Posidonia Oceanica, commonly known as Neptune Grass, is a key element for the conservation of Mediterranean ecosystems. Posidonia meadows contribute to the conservation of biodiversity, and they act as a nursery for many species of fish, crustaceans, mollusks, and other forms of marine life. Posidonia seagrass is also responsible for the transparency of the waters of the Balearic region of the Mediterranean Sea, as it captures the dust particles that float on the surface of the water. Posidonia can be used as a highly insulative building material for laying wall and floor tiles. It also contains iodine and salt and is well-known for its antifungal and bug-repellent properties.  Therefore, it can be used for either agricultural or building purposes.

All that grows in or by the sea contains minerals.
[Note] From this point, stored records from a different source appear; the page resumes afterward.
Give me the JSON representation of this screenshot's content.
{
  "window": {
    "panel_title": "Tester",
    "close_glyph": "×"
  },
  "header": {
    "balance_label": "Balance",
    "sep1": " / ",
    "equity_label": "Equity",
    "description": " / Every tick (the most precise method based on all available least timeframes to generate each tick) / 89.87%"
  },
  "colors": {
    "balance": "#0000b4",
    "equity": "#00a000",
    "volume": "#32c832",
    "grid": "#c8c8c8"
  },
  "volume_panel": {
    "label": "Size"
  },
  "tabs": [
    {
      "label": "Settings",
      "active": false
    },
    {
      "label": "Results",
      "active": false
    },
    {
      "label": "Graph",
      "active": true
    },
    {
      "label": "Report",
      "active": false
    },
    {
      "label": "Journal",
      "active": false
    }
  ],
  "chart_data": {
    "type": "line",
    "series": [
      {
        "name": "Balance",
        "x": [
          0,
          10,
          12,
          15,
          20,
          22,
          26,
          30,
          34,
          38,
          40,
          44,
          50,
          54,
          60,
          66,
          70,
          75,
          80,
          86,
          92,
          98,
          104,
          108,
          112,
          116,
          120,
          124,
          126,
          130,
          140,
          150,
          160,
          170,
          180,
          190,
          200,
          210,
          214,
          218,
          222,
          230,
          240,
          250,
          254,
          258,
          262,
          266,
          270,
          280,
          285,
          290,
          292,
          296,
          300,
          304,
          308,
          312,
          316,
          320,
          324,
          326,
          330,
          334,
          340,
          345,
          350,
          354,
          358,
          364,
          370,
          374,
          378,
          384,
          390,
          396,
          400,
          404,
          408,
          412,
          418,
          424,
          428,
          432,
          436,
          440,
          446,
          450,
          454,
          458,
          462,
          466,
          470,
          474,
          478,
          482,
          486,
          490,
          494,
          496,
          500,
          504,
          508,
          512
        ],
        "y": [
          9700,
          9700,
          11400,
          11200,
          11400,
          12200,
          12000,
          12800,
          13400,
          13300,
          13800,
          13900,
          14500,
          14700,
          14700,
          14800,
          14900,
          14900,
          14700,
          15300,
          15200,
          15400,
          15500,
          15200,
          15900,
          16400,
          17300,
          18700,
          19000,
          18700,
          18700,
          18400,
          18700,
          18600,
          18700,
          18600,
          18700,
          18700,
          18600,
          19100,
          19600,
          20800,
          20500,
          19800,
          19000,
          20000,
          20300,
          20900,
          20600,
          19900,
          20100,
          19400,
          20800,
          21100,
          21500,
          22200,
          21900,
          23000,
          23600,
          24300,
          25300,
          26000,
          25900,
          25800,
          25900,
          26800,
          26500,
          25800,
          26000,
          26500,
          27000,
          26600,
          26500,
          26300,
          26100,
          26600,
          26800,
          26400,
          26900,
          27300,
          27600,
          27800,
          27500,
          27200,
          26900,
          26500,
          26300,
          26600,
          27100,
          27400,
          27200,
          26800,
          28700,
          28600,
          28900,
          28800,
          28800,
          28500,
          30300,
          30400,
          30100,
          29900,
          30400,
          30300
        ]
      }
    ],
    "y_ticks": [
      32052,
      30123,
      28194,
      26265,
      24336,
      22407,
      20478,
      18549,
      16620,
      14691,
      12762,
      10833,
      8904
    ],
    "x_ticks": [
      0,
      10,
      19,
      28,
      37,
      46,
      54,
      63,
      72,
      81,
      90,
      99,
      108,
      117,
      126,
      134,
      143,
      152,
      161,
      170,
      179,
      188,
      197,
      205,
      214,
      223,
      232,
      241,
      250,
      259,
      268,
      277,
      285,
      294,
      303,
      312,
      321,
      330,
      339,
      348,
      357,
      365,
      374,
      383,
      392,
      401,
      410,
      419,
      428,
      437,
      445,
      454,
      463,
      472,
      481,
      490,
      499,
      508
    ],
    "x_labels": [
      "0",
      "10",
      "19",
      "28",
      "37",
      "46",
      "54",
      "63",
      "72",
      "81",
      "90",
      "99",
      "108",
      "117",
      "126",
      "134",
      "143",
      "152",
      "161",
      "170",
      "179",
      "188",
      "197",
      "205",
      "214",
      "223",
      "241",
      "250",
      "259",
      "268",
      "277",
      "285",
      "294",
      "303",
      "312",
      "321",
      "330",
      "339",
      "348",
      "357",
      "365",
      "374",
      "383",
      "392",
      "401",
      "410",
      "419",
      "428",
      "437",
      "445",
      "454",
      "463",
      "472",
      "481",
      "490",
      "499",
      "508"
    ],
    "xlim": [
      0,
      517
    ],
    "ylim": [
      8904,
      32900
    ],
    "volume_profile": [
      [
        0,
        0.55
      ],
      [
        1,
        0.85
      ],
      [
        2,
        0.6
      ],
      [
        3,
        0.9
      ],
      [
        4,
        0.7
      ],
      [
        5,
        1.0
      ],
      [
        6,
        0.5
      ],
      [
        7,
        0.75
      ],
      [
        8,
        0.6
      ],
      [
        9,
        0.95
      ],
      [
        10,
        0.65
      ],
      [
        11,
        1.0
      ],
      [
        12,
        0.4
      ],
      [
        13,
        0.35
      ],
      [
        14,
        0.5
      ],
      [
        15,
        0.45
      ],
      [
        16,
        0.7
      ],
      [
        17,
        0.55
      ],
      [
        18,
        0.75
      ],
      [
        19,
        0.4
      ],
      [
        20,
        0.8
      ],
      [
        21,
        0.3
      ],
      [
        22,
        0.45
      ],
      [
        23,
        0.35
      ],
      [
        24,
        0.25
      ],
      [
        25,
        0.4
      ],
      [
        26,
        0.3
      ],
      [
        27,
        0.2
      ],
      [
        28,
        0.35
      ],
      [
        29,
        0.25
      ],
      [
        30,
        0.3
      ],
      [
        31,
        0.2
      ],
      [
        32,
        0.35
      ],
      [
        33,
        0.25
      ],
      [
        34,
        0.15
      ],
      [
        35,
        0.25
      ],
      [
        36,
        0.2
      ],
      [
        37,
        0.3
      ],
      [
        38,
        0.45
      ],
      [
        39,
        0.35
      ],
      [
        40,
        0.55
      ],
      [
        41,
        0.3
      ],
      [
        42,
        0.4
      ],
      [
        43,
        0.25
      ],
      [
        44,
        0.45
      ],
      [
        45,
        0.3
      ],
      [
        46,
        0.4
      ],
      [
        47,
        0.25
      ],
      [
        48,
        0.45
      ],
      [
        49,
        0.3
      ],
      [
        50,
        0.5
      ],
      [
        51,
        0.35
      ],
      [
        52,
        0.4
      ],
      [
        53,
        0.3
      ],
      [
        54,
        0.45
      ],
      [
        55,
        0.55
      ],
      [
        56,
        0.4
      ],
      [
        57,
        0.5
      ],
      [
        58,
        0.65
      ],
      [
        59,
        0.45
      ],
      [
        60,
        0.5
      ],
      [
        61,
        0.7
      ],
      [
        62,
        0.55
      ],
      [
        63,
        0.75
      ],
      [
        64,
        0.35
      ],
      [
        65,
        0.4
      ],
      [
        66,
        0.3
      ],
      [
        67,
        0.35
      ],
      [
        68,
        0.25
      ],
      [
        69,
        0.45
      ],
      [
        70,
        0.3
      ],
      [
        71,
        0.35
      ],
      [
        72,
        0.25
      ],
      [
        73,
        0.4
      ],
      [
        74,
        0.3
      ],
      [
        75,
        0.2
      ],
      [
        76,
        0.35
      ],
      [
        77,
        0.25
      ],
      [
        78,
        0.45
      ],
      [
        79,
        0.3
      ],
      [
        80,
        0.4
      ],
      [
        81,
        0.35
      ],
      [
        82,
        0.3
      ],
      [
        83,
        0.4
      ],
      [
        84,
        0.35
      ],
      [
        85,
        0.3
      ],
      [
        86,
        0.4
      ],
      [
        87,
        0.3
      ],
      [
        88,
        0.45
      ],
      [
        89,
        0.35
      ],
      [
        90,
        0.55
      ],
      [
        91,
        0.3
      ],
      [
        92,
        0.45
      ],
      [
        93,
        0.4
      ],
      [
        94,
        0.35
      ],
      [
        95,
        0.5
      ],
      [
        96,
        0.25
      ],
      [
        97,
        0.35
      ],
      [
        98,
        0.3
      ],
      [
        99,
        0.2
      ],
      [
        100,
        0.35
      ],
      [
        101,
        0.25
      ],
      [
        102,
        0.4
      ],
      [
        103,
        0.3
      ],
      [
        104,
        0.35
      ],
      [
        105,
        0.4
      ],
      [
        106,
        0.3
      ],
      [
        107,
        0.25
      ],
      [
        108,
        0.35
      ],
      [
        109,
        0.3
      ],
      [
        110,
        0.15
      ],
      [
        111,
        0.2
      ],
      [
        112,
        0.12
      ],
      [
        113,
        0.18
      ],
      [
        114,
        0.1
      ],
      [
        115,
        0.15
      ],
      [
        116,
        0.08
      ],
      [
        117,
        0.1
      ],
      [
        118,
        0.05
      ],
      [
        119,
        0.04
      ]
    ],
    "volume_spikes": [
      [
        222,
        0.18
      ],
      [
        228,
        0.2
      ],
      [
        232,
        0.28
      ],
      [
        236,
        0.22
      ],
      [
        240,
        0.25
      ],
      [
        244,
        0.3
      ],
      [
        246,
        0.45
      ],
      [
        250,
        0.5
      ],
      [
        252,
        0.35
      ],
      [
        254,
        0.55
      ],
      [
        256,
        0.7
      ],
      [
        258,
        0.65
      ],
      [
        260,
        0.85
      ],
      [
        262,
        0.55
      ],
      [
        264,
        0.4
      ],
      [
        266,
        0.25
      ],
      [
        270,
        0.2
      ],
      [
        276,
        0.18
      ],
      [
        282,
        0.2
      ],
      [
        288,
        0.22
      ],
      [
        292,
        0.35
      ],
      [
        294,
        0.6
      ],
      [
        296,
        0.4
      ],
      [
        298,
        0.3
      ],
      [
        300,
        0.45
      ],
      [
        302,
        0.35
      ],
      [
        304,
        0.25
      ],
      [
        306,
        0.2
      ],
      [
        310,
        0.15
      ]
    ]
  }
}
That’s why Posidonia, a plant with long leaves made up of organic matter and minerals, is traditionally used in Italy, North Africa and the Mediterranean to remineralize soils.
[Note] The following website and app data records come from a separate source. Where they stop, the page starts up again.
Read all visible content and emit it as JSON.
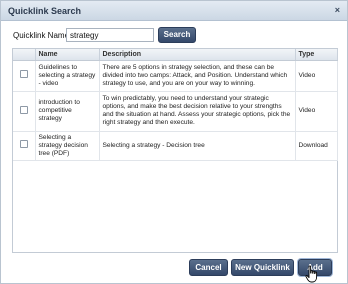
{
  "dialog": {
    "title": "Quicklink Search",
    "close_label": "×"
  },
  "search": {
    "label": "Quicklink Name",
    "value": "strategy",
    "button_label": "Search"
  },
  "table": {
    "headers": [
      "",
      "Name",
      "Description",
      "Type"
    ],
    "rows": [
      {
        "name": "Guidelines to selecting a strategy - video",
        "description": "There are 5 options in strategy selection, and these can be divided into two camps: Attack, and Position. Understand which strategy to use, and you are on your way to winning.",
        "type": "Video",
        "checked": false
      },
      {
        "name": "introduction to competitive strategy",
        "description": "To win predictably, you need to understand your strategic options, and make the best decision relative to your strengths and the situation at hand. Assess your strategic options, pick the right strategy and then execute.",
        "type": "Video",
        "checked": false
      },
      {
        "name": "Selecting a strategy decision tree (PDF)",
        "description": "Selecting a strategy - Decision tree",
        "type": "Download",
        "checked": false
      }
    ]
  },
  "footer": {
    "cancel_label": "Cancel",
    "new_label": "New Quicklink",
    "add_label": "Add"
  }
}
Line break

ArtifexBalear – raising awareness and saving the planet

“My mission is proving that, besides conventional agriculture, there is another world that humanity has yet to truly experience, and it’s the world of regenerative agriculture. Thanks to the tools, techniques, and approaches that I previously mentioned, we can produce an amount of food that is almost the same as the amount of food derived from conventional agriculture, not to mention that we can regenerate the water cycle.”Miquel Ramis

Miquel also aims to grow nutrient-dense food and reduce greenhouse gas emissions, while spreading the idea that it’s possible to use very little space to grow large amounts of food. Perhaps, if we learn this important lesson, we will feed our children with better food, improving the lives of future generations.

Note: Remineralize the Earth is collaborating with Miquel on a grant proposal that includes remineralization trials within a regenerative agriculture framework. To begin, he is doing preliminary pot tests with several different sources of rock dust: a basalt rock dust from REMIN Scotland, Greenland loess, seawater, and sea mineral extracts. The results of the pot tests will help to decide which sources of remineralization are suitable for research, should the larger grant proposal receive funding. In addition, RTE board director Tom Goreau will be assisting with the marine restoration projects for the Balearic islands, including Mallorca.

Line break

Marialaura Faitini is an Interpreter, Translator and a Business English and Spanish Teacher, with a BA in Interpreting and a MA in Simultaneous Interpreting and Specialized Translation (English & Spanish). She currently works as an Interpreter at the Prefecture of Milan, in the field of International Security, and she teaches Business English and Spanish at various Italian companies. She also works as a translator in the field of Agritech and Telecommunications for a few Italian companies. She is very concerned about environmental issues and climate.

Print Friendly, PDF & Email

No Replies to "ArtifexBalear in Mallorca: From regenerative agriculture to marine ecosystem restoration"


    Got something to say?

    Some html is OK

    18 + ten =